“Elizé!” Delfina exclaimed in disgust at her sister’s ill manners. Right before it could fall out, Elizé snapped her mouth shut, swallowed, and let her jaw drop again.
“Are you serious?” Elizé squeakily breathed excitingly. Delfina nodded, an enormous smile replacing her look of disgust.
“Your book is getting publicando! I’ve done a lot of promoting for your book in the last three years so that I’d be able to send it in to HarperCollins—”
“Just like I wanted!”
“—and I was finally able to two weeks ago. They got back to me literally this mañana, Elizé! And they love it!” Elizé just stared at the opposite wall, amazed and open-mouthed. Just then, the nurse from the States came back in to say that visiting hours were over. Delfina thanked her and turned back to Elizé to give her a hug. “I bet you that you’ll become a very famous author, Elizé.” The little girl smiled brightly as Delfina went to the door, said good night, and looked at her sweet little sister for the last time.
Several years later…
“Mama, Mama! Look at this!” a six-year-old girl called to her mother in a bookstore in Buenos Aires. The girl’s mother put down the biography of Scott Hamilton and his journey through cancer and stepped over to the children’s section to see what her daughter was so excited about. She found the little girl pointing at a familiar book. “Mama! This person shares my name!” the girl said excitedly. “My name’s Elizé and so is hers. The only difference is that she has a different last name: Pena instead of Santiago.”
“So, she does, carino,” the mother replied, smiling.
“Why is that, Mama?” little Elizé asked.
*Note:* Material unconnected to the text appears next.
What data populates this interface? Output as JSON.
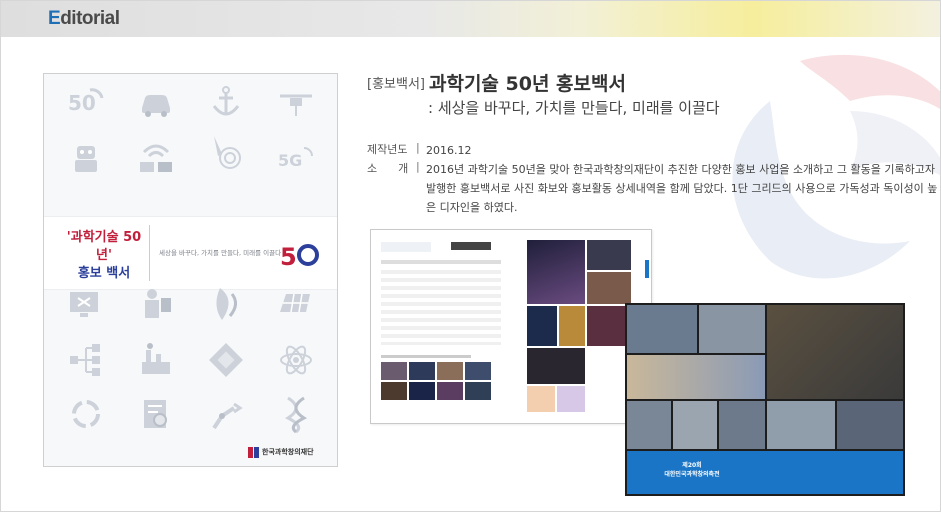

The mother squatted down next to her daughter and whispered,
“Because she’s your aunt.” And Elizé looked up into Delfina’s face in delighted wonder.